Repeat the entries below word for word, though any picture in them should be dropped.
***** EXTRACTED RECORDS
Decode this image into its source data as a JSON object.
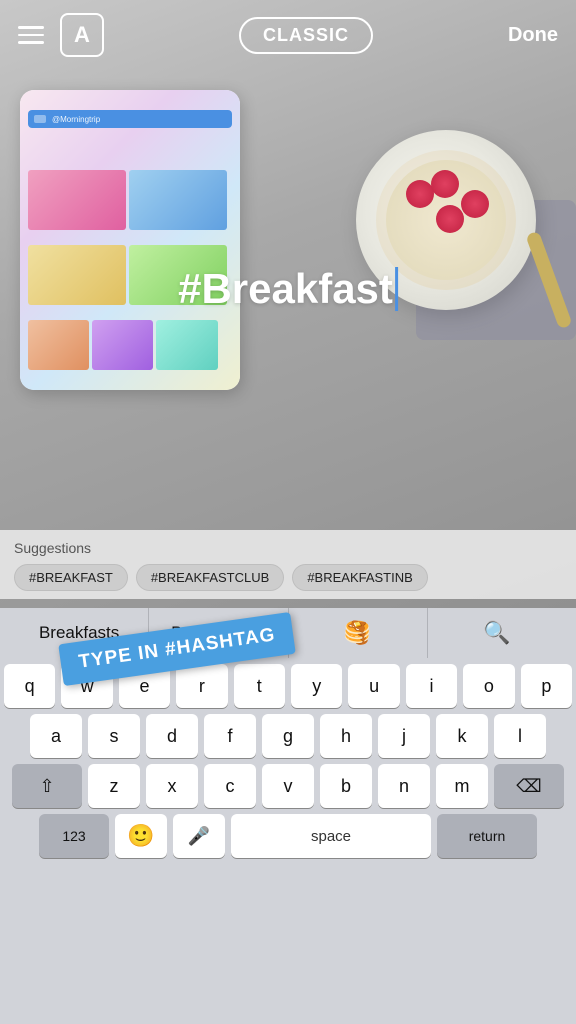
{
  "toolbar": {
    "font_button_label": "A",
    "classic_button_label": "CLASSIC",
    "done_button_label": "Done"
  },
  "canvas": {
    "hashtag_text": "#Breakfast"
  },
  "suggestions": {
    "label": "Suggestions",
    "chips": [
      "#BREAKFAST",
      "#BREAKFASTCLUB",
      "#BREAKFASTINB"
    ]
  },
  "autocomplete": {
    "items": [
      "Breakfasts",
      "Breakfasting",
      "🥞",
      "🔍"
    ]
  },
  "sticker": {
    "text": "TYPE IN #HASHTAG"
  },
  "keyboard": {
    "row1": [
      "q",
      "w",
      "e",
      "r",
      "t",
      "y",
      "u",
      "i",
      "o",
      "p"
    ],
    "row2": [
      "a",
      "s",
      "d",
      "f",
      "g",
      "h",
      "j",
      "k",
      "l"
    ],
    "row3": [
      "z",
      "x",
      "c",
      "v",
      "b",
      "n",
      "m"
    ],
    "space_label": "space",
    "return_label": "return",
    "numbers_label": "123"
  }
}
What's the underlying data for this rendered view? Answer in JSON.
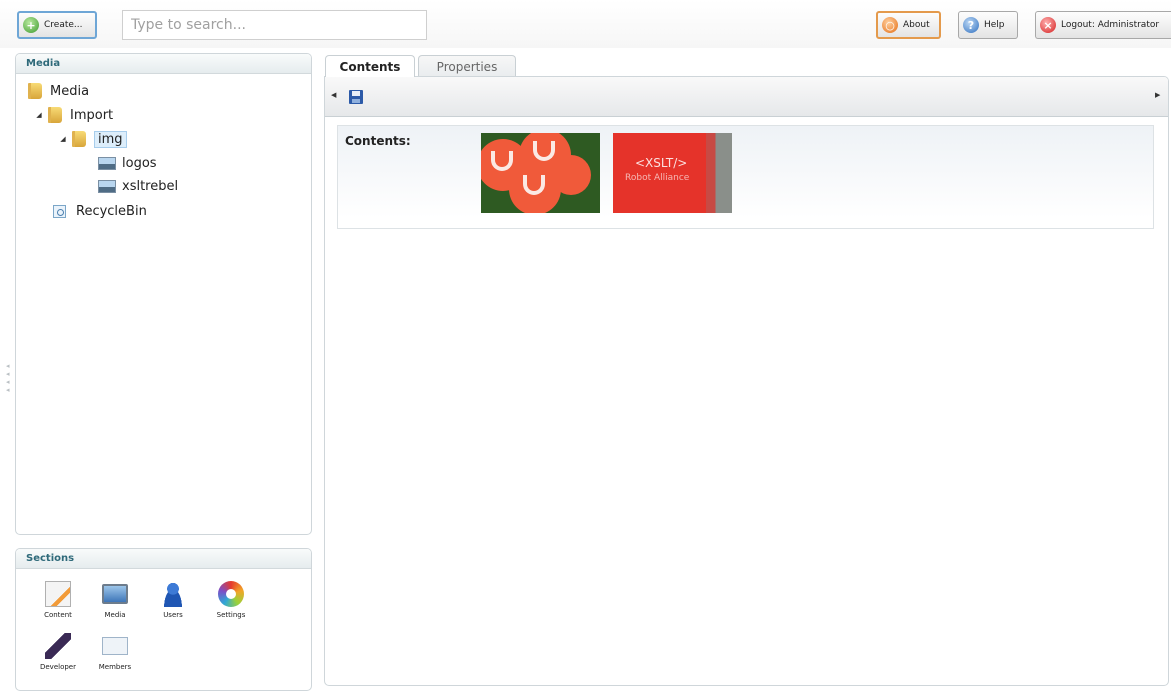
{
  "topbar": {
    "create_label": "Create...",
    "search_placeholder": "Type to search...",
    "about_label": "About",
    "help_label": "Help",
    "logout_label": "Logout: Administrator"
  },
  "tree_panel": {
    "title": "Media",
    "nodes": [
      {
        "label": "Media",
        "icon": "folder-icon"
      },
      {
        "label": "Import",
        "icon": "folder-icon",
        "expanded": true
      },
      {
        "label": "img",
        "icon": "folder-icon",
        "expanded": true,
        "selected": true
      },
      {
        "label": "logos",
        "icon": "image-icon"
      },
      {
        "label": "xsltrebel",
        "icon": "image-icon"
      },
      {
        "label": "RecycleBin",
        "icon": "recycle-bin-icon"
      }
    ]
  },
  "sections": {
    "title": "Sections",
    "items": [
      {
        "label": "Content",
        "icon": "content-icon"
      },
      {
        "label": "Media",
        "icon": "media-icon"
      },
      {
        "label": "Users",
        "icon": "users-icon"
      },
      {
        "label": "Settings",
        "icon": "settings-icon"
      },
      {
        "label": "Developer",
        "icon": "developer-icon"
      },
      {
        "label": "Members",
        "icon": "members-icon"
      }
    ]
  },
  "editor": {
    "tabs": [
      {
        "label": "Contents",
        "active": true
      },
      {
        "label": "Properties",
        "active": false
      }
    ],
    "contents_label": "Contents:",
    "thumbnails": [
      {
        "name": "logos",
        "shirt_line1": "",
        "shirt_line2": ""
      },
      {
        "name": "xsltrebel",
        "shirt_line1": "<XSLT/>",
        "shirt_line2": "Robot Alliance"
      }
    ]
  },
  "colors": {
    "accent_blue": "#6ea6d6",
    "accent_orange": "#e49a4c",
    "panel_heading": "#2f6a7a"
  }
}
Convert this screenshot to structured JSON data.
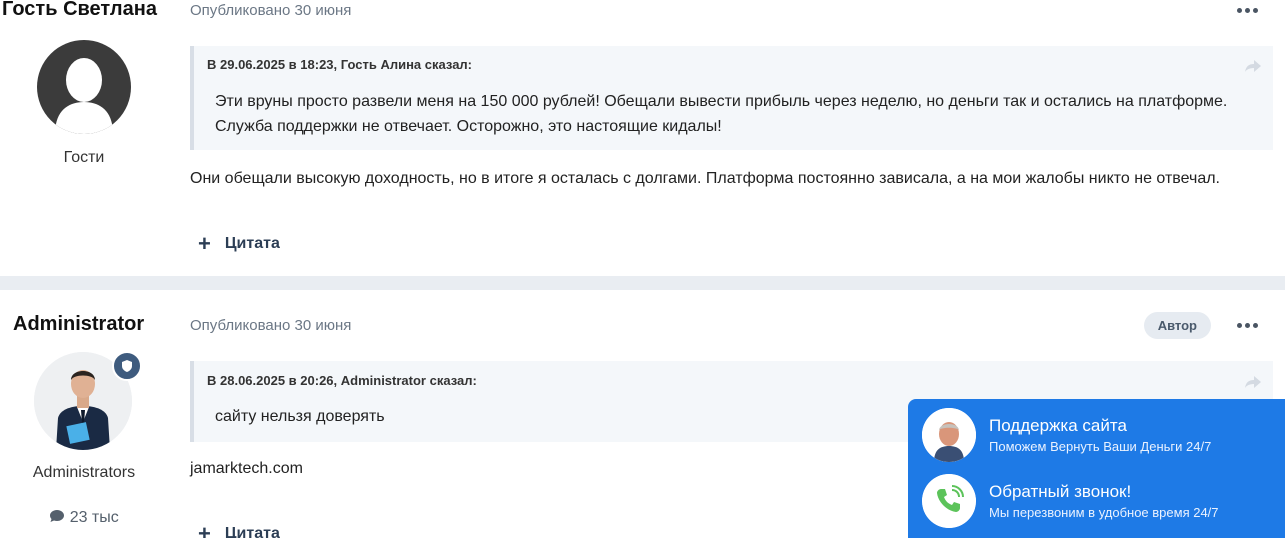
{
  "posts": [
    {
      "author": "Гость Светлана",
      "group": "Гости",
      "posted": "Опубликовано 30 июня",
      "quote_header": "В 29.06.2025 в 18:23, Гость Алина сказал:",
      "quote_lines": [
        "Эти вруны просто развели меня на 150 000 рублей! Обещали вывести прибыль через неделю, но деньги так и остались на платформе.",
        "Служба поддержки не отвечает. Осторожно, это настоящие кидалы!"
      ],
      "body": "Они обещали высокую доходность, но в итоге я осталась с долгами. Платформа постоянно зависала, а на мои жалобы никто не отвечал.",
      "cite_label": "Цитата"
    },
    {
      "author": "Administrator",
      "group": "Administrators",
      "stat": "23 тыс",
      "posted": "Опубликовано 30 июня",
      "author_badge": "Автор",
      "quote_header": "В 28.06.2025 в 20:26, Administrator сказал:",
      "quote_text": "сайту нельзя доверять",
      "body": "jamarktech.com",
      "cite_label": "Цитата"
    }
  ],
  "widget": {
    "support": {
      "title": "Поддержка сайта",
      "subtitle": "Поможем Вернуть Ваши Деньги 24/7"
    },
    "callback": {
      "title": "Обратный звонок!",
      "subtitle": "Мы перезвоним в удобное время 24/7"
    }
  }
}
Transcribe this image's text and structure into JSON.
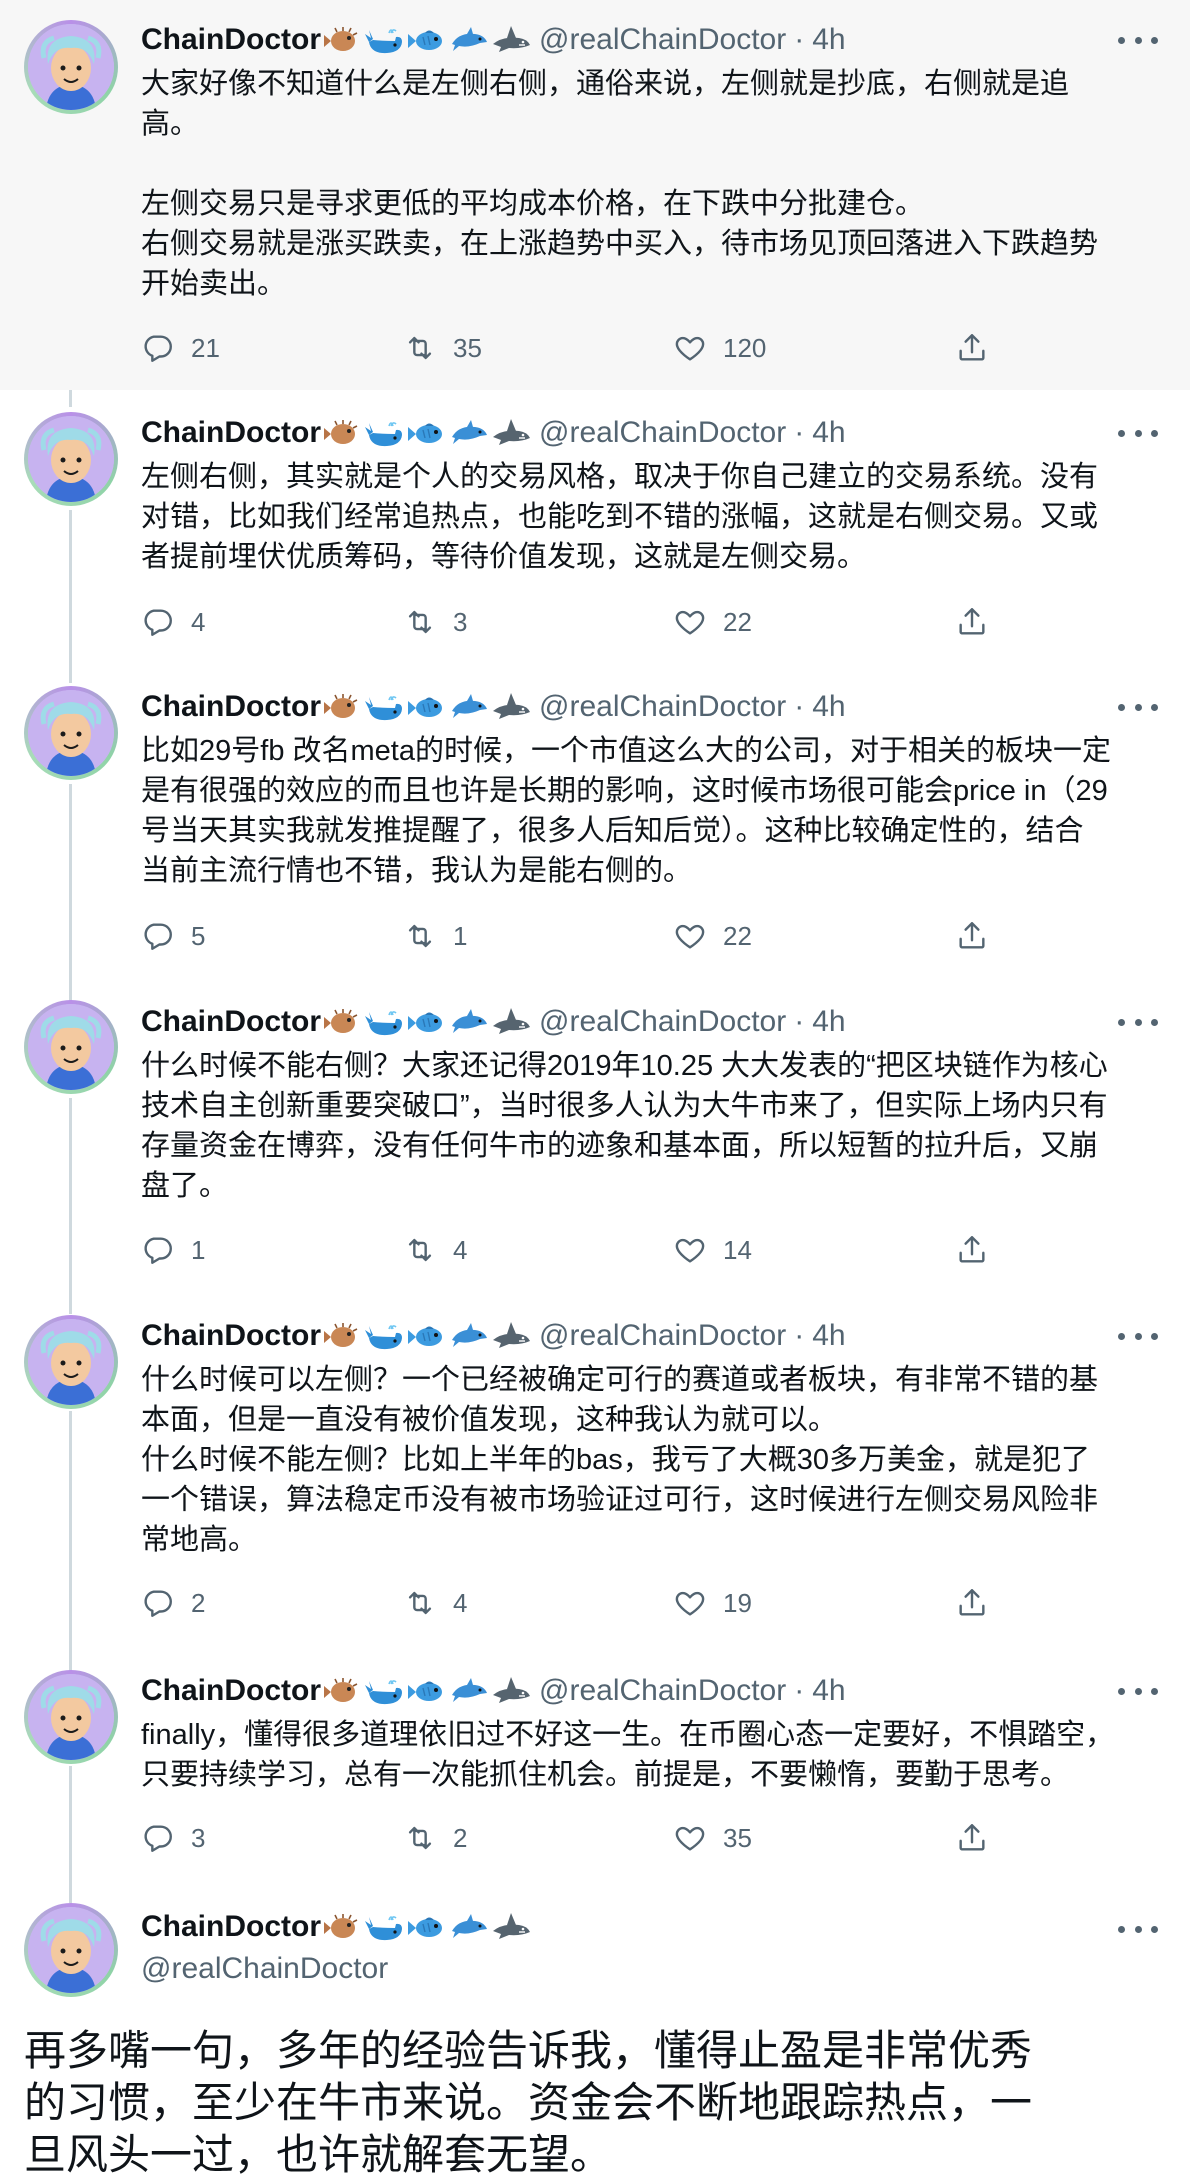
{
  "author": {
    "name": "ChainDoctor",
    "handle": "@realChainDoctor",
    "emoji_icons": [
      "puffer-fish-icon",
      "whale-icon",
      "fish-icon",
      "dolphin-icon",
      "shark-icon"
    ]
  },
  "thread": [
    {
      "time": "4h",
      "lines": [
        "大家好像不知道什么是左侧右侧，通俗来说，左侧就是抄底，右侧就是追",
        "高。",
        "",
        "左侧交易只是寻求更低的平均成本价格，在下跌中分批建仓。",
        "右侧交易就是涨买跌卖，在上涨趋势中买入，待市场见顶回落进入下跌趋势",
        "开始卖出。"
      ],
      "replies": "21",
      "retweets": "35",
      "likes": "120"
    },
    {
      "time": "4h",
      "lines": [
        "左侧右侧，其实就是个人的交易风格，取决于你自己建立的交易系统。没有",
        "对错，比如我们经常追热点，也能吃到不错的涨幅，这就是右侧交易。又或",
        "者提前埋伏优质筹码，等待价值发现，这就是左侧交易。"
      ],
      "replies": "4",
      "retweets": "3",
      "likes": "22"
    },
    {
      "time": "4h",
      "lines": [
        "比如29号fb 改名meta的时候，一个市值这么大的公司，对于相关的板块一定",
        "是有很强的效应的而且也许是长期的影响，这时候市场很可能会price in（29",
        "号当天其实我就发推提醒了，很多人后知后觉）。这种比较确定性的，结合",
        "当前主流行情也不错，我认为是能右侧的。"
      ],
      "replies": "5",
      "retweets": "1",
      "likes": "22"
    },
    {
      "time": "4h",
      "lines": [
        "什么时候不能右侧？大家还记得2019年10.25 大大发表的“把区块链作为核心",
        "技术自主创新重要突破口”，当时很多人认为大牛市来了，但实际上场内只有",
        "存量资金在博弈，没有任何牛市的迹象和基本面，所以短暂的拉升后，又崩",
        "盘了。"
      ],
      "replies": "1",
      "retweets": "4",
      "likes": "14"
    },
    {
      "time": "4h",
      "lines": [
        "什么时候可以左侧？一个已经被确定可行的赛道或者板块，有非常不错的基",
        "本面，但是一直没有被价值发现，这种我认为就可以。",
        "什么时候不能左侧？比如上半年的bas，我亏了大概30多万美金，就是犯了",
        "一个错误，算法稳定币没有被市场验证过可行，这时候进行左侧交易风险非",
        "常地高。"
      ],
      "replies": "2",
      "retweets": "4",
      "likes": "19"
    },
    {
      "time": "4h",
      "lines": [
        "finally，懂得很多道理依旧过不好这一生。在币圈心态一定要好，不惧踏空，",
        "只要持续学习，总有一次能抓住机会。前提是，不要懒惰，要勤于思考。"
      ],
      "replies": "3",
      "retweets": "2",
      "likes": "35"
    }
  ],
  "main_tweet": {
    "lines": [
      "再多嘴一句，多年的经验告诉我，懂得止盈是非常优秀",
      "的习惯，至少在牛市来说。资金会不断地跟踪热点，一",
      "旦风头一过，也许就解套无望。"
    ]
  }
}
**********
> **OUTPUT**:
Decode this image into its source data as a JSON object.
{
  "toolbar": {
    "font_button_label": "A",
    "classic_button_label": "CLASSIC",
    "done_button_label": "Done"
  },
  "canvas": {
    "hashtag_text": "#Breakfast"
  },
  "suggestions": {
    "label": "Suggestions",
    "chips": [
      "#BREAKFAST",
      "#BREAKFASTCLUB",
      "#BREAKFASTINB"
    ]
  },
  "autocomplete": {
    "items": [
      "Breakfasts",
      "Breakfasting",
      "🥞",
      "🔍"
    ]
  },
  "sticker": {
    "text": "TYPE IN #HASHTAG"
  },
  "keyboard": {
    "row1": [
      "q",
      "w",
      "e",
      "r",
      "t",
      "y",
      "u",
      "i",
      "o",
      "p"
    ],
    "row2": [
      "a",
      "s",
      "d",
      "f",
      "g",
      "h",
      "j",
      "k",
      "l"
    ],
    "row3": [
      "z",
      "x",
      "c",
      "v",
      "b",
      "n",
      "m"
    ],
    "space_label": "space",
    "return_label": "return",
    "numbers_label": "123"
  }
}
What's the underlying data for this rendered view? Answer in JSON.
{
  "topbar": {
    "create_label": "Create...",
    "search_placeholder": "Type to search...",
    "about_label": "About",
    "help_label": "Help",
    "logout_label": "Logout: Administrator"
  },
  "tree_panel": {
    "title": "Media",
    "nodes": [
      {
        "label": "Media",
        "icon": "folder-icon"
      },
      {
        "label": "Import",
        "icon": "folder-icon",
        "expanded": true
      },
      {
        "label": "img",
        "icon": "folder-icon",
        "expanded": true,
        "selected": true
      },
      {
        "label": "logos",
        "icon": "image-icon"
      },
      {
        "label": "xsltrebel",
        "icon": "image-icon"
      },
      {
        "label": "RecycleBin",
        "icon": "recycle-bin-icon"
      }
    ]
  },
  "sections": {
    "title": "Sections",
    "items": [
      {
        "label": "Content",
        "icon": "content-icon"
      },
      {
        "label": "Media",
        "icon": "media-icon"
      },
      {
        "label": "Users",
        "icon": "users-icon"
      },
      {
        "label": "Settings",
        "icon": "settings-icon"
      },
      {
        "label": "Developer",
        "icon": "developer-icon"
      },
      {
        "label": "Members",
        "icon": "members-icon"
      }
    ]
  },
  "editor": {
    "tabs": [
      {
        "label": "Contents",
        "active": true
      },
      {
        "label": "Properties",
        "active": false
      }
    ],
    "contents_label": "Contents:",
    "thumbnails": [
      {
        "name": "logos",
        "shirt_line1": "",
        "shirt_line2": ""
      },
      {
        "name": "xsltrebel",
        "shirt_line1": "<XSLT/>",
        "shirt_line2": "Robot Alliance"
      }
    ]
  },
  "colors": {
    "accent_blue": "#6ea6d6",
    "accent_orange": "#e49a4c",
    "panel_heading": "#2f6a7a"
  }
}
Convert this screenshot to structured JSON data.
{
  "posts": [
    {
      "author": "Гость Светлана",
      "group": "Гости",
      "posted": "Опубликовано 30 июня",
      "quote_header": "В 29.06.2025 в 18:23, Гость Алина сказал:",
      "quote_lines": [
        "Эти вруны просто развели меня на 150 000 рублей! Обещали вывести прибыль через неделю, но деньги так и остались на платформе.",
        "Служба поддержки не отвечает. Осторожно, это настоящие кидалы!"
      ],
      "body": "Они обещали высокую доходность, но в итоге я осталась с долгами. Платформа постоянно зависала, а на мои жалобы никто не отвечал.",
      "cite_label": "Цитата"
    },
    {
      "author": "Administrator",
      "group": "Administrators",
      "stat": "23 тыс",
      "posted": "Опубликовано 30 июня",
      "author_badge": "Автор",
      "quote_header": "В 28.06.2025 в 20:26, Administrator сказал:",
      "quote_text": "сайту нельзя доверять",
      "body": "jamarktech.com",
      "cite_label": "Цитата"
    }
  ],
  "widget": {
    "support": {
      "title": "Поддержка сайта",
      "subtitle": "Поможем Вернуть Ваши Деньги 24/7"
    },
    "callback": {
      "title": "Обратный звонок!",
      "subtitle": "Мы перезвоним в удобное время 24/7"
    }
  }
}
Transcribe this image's text and structure into JSON.
{
  "author": {
    "name": "ChainDoctor",
    "handle": "@realChainDoctor",
    "emoji_icons": [
      "puffer-fish-icon",
      "whale-icon",
      "fish-icon",
      "dolphin-icon",
      "shark-icon"
    ]
  },
  "thread": [
    {
      "time": "4h",
      "lines": [
        "大家好像不知道什么是左侧右侧，通俗来说，左侧就是抄底，右侧就是追",
        "高。",
        "",
        "左侧交易只是寻求更低的平均成本价格，在下跌中分批建仓。",
        "右侧交易就是涨买跌卖，在上涨趋势中买入，待市场见顶回落进入下跌趋势",
        "开始卖出。"
      ],
      "replies": "21",
      "retweets": "35",
      "likes": "120"
    },
    {
      "time": "4h",
      "lines": [
        "左侧右侧，其实就是个人的交易风格，取决于你自己建立的交易系统。没有",
        "对错，比如我们经常追热点，也能吃到不错的涨幅，这就是右侧交易。又或",
        "者提前埋伏优质筹码，等待价值发现，这就是左侧交易。"
      ],
      "replies": "4",
      "retweets": "3",
      "likes": "22"
    },
    {
      "time": "4h",
      "lines": [
        "比如29号fb 改名meta的时候，一个市值这么大的公司，对于相关的板块一定",
        "是有很强的效应的而且也许是长期的影响，这时候市场很可能会price in（29",
        "号当天其实我就发推提醒了，很多人后知后觉）。这种比较确定性的，结合",
        "当前主流行情也不错，我认为是能右侧的。"
      ],
      "replies": "5",
      "retweets": "1",
      "likes": "22"
    },
    {
      "time": "4h",
      "lines": [
        "什么时候不能右侧？大家还记得2019年10.25 大大发表的“把区块链作为核心",
        "技术自主创新重要突破口”，当时很多人认为大牛市来了，但实际上场内只有",
        "存量资金在博弈，没有任何牛市的迹象和基本面，所以短暂的拉升后，又崩",
        "盘了。"
      ],
      "replies": "1",
      "retweets": "4",
      "likes": "14"
    },
    {
      "time": "4h",
      "lines": [
        "什么时候可以左侧？一个已经被确定可行的赛道或者板块，有非常不错的基",
        "本面，但是一直没有被价值发现，这种我认为就可以。",
        "什么时候不能左侧？比如上半年的bas，我亏了大概30多万美金，就是犯了",
        "一个错误，算法稳定币没有被市场验证过可行，这时候进行左侧交易风险非",
        "常地高。"
      ],
      "replies": "2",
      "retweets": "4",
      "likes": "19"
    },
    {
      "time": "4h",
      "lines": [
        "finally，懂得很多道理依旧过不好这一生。在币圈心态一定要好，不惧踏空，",
        "只要持续学习，总有一次能抓住机会。前提是，不要懒惰，要勤于思考。"
      ],
      "replies": "3",
      "retweets": "2",
      "likes": "35"
    }
  ],
  "main_tweet": {
    "lines": [
      "再多嘴一句，多年的经验告诉我，懂得止盈是非常优秀",
      "的习惯，至少在牛市来说。资金会不断地跟踪热点，一",
      "旦风头一过，也许就解套无望。"
    ]
  }
}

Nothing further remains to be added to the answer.